Piper Fogg, in the Chronicle of Higher Education (subscribers only) (Feb. 16, 2004):
Alfred Runte came up for tenure three times at the University of Washington at Seattle. Three times he was denied. In the early 1980s, Mr. Runte, an assistant professor of history, went up early for tenure on two occasions. He considered his publishing record and his teaching exemplary. Both times his department voted in his favor, but the chairman and the college committee voted no. He says they cited a"lack of intellectual growth."
By 1985, Mr. Runte recalls, he had his doctorate, had published a book on the U.S. national parks, with one on Yosemite in the works, and had received a $30,000 grant.

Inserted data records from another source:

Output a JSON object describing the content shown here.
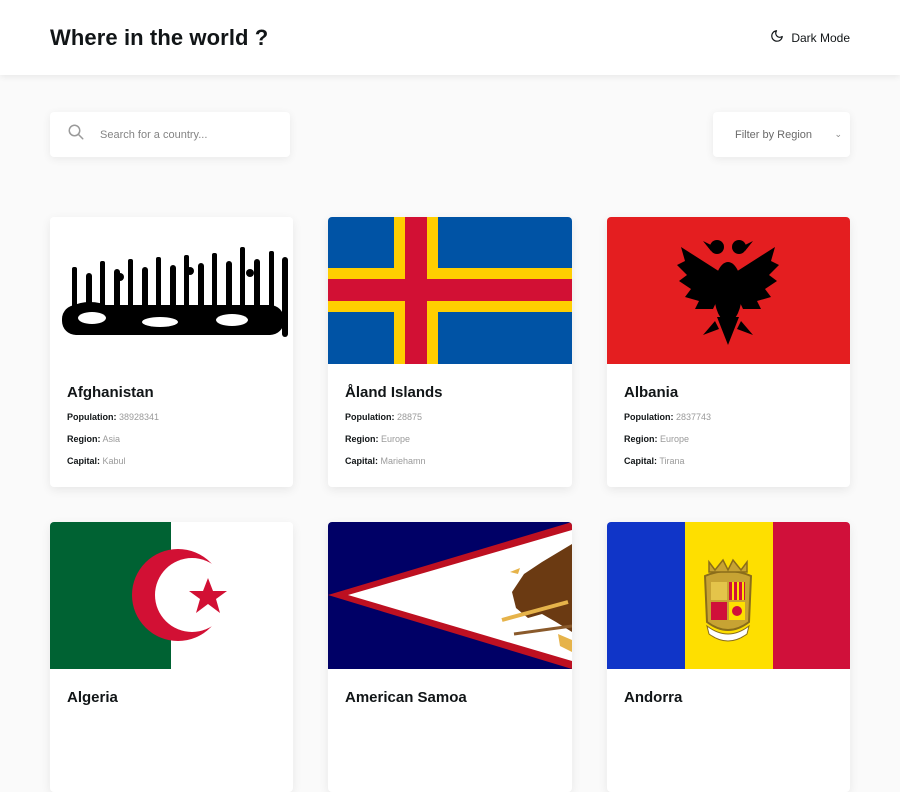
{
  "header": {
    "title": "Where in the world ?",
    "dark_mode_label": "Dark Mode"
  },
  "search": {
    "placeholder": "Search for a country..."
  },
  "filter": {
    "label": "Filter by Region"
  },
  "labels": {
    "population": "Population:",
    "region": "Region:",
    "capital": "Capital:"
  },
  "countries": [
    {
      "name": "Afghanistan",
      "population": "38928341",
      "region": "Asia",
      "capital": "Kabul"
    },
    {
      "name": "Åland Islands",
      "population": "28875",
      "region": "Europe",
      "capital": "Mariehamn"
    },
    {
      "name": "Albania",
      "population": "2837743",
      "region": "Europe",
      "capital": "Tirana"
    },
    {
      "name": "Algeria",
      "population": "",
      "region": "",
      "capital": ""
    },
    {
      "name": "American Samoa",
      "population": "",
      "region": "",
      "capital": ""
    },
    {
      "name": "Andorra",
      "population": "",
      "region": "",
      "capital": ""
    }
  ],
  "colors": {
    "background": "#fafafa",
    "card": "#ffffff",
    "text": "#111517",
    "muted": "#9a9a9a"
  }
}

Again his department gave him the nod, but the eight-person college council voted against him a third time.
The university's president advised him to move on."I was flabbergasted," says Mr. Runte."I left there obviously kind of dejected." He tried desperately to find another academic job but says the stigma of having been denied tenure was too big to overcome.
comments powered by Disqus

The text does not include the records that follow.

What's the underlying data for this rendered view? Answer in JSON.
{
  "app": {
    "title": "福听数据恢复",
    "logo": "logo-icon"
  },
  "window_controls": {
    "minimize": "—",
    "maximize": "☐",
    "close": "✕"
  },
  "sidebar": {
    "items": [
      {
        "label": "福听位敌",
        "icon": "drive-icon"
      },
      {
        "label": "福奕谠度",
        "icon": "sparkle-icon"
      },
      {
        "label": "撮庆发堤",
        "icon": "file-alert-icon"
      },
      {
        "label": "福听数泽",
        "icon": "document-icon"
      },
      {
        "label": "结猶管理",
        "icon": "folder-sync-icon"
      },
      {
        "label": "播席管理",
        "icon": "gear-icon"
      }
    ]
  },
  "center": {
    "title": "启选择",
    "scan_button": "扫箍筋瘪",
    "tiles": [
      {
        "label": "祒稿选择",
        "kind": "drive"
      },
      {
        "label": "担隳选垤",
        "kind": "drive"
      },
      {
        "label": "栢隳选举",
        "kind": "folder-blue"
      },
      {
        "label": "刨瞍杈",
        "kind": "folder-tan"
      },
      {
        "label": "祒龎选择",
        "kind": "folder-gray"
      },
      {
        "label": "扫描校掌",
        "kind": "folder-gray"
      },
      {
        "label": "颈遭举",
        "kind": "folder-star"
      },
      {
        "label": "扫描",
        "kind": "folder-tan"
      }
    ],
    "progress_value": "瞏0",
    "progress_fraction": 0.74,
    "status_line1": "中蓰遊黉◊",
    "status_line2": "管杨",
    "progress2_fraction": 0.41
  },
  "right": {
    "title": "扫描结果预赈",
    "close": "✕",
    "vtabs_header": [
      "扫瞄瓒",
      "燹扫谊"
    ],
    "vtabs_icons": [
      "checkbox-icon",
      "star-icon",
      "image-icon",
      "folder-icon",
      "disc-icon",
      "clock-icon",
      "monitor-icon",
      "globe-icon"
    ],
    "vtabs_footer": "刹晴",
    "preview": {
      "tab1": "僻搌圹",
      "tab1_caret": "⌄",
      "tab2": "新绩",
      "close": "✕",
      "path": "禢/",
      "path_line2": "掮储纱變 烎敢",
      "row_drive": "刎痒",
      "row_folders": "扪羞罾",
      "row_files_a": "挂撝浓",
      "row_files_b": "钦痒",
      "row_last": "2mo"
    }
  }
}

- Smithsonian launches campaign to raise $10 million for women’s history initiative
- Trump Was Not Always So Linguistically Challenged
- 75th anniversary of the World War 2 black uprising that the American public never heard about
- Longest serving governor in U.S. history to resign after confirmation as Trump's ambassador to China
- Did the First Human Ancestor Emerge in Europe, Not Africa?
- Jill Lepore: Americans Aren't Just Divided Politically, They're Divided Over History Too
- AHA joins protest of Trump’s plan for drastic cuts to the NEH
- Diane Ravitch says the Democrats paved the way for the education secretary's efforts to privatize our public schools
- Mark Moyar explains why he came to believe the Vietnam War was winnable
- How should Texas high schoolers learn history?